BEGIN Provided material

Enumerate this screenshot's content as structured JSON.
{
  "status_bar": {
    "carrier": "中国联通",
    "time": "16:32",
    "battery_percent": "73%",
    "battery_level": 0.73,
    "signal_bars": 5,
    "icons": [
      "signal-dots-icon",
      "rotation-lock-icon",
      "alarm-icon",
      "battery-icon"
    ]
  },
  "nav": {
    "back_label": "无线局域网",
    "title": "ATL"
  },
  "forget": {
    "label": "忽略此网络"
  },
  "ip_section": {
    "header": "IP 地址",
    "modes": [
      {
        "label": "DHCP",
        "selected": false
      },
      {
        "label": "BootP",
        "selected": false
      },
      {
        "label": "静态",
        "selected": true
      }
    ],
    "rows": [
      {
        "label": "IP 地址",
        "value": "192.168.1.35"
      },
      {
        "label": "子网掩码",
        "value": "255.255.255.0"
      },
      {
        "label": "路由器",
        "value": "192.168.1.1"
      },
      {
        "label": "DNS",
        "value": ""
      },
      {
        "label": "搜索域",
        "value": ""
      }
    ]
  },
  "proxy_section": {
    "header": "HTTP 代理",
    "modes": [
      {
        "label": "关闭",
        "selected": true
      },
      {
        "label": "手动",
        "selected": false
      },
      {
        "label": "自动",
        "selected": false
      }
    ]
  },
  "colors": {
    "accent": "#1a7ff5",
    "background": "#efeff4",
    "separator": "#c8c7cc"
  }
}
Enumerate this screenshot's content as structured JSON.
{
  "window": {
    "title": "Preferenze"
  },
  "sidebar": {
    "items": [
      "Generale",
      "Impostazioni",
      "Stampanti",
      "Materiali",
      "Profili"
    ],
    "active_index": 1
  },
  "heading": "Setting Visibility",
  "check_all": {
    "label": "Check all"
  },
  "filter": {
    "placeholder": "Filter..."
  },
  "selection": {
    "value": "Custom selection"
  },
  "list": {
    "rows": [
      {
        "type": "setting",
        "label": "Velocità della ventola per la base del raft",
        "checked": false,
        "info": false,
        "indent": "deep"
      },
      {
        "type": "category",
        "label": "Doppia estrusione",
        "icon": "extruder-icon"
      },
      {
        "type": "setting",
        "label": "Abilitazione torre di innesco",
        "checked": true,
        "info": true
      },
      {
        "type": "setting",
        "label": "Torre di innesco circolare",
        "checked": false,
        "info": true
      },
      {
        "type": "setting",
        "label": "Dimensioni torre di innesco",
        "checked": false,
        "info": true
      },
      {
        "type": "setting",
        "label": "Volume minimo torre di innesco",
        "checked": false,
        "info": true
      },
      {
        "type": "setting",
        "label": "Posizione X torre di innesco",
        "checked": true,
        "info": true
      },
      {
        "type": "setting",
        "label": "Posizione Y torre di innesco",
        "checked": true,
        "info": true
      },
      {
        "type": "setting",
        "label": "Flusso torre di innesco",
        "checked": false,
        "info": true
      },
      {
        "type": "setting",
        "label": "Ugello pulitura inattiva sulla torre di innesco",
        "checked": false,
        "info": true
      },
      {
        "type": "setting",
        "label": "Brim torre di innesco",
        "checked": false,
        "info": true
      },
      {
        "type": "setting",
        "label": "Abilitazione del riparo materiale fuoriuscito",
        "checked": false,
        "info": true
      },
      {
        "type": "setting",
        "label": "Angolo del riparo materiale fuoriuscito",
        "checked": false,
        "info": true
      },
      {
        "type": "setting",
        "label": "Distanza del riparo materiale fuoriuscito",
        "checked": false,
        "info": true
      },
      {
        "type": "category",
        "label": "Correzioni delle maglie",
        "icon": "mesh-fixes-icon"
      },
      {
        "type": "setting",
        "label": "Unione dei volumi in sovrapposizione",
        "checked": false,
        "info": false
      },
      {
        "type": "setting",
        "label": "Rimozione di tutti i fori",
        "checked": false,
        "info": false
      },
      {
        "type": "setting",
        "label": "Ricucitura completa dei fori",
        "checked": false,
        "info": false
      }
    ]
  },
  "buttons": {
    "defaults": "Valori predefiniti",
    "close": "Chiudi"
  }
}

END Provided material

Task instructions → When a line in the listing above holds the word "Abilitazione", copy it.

Written reply →
        "label": "Abilitazione torre di innesco",
        "label": "Abilitazione del riparo materiale fuoriuscito",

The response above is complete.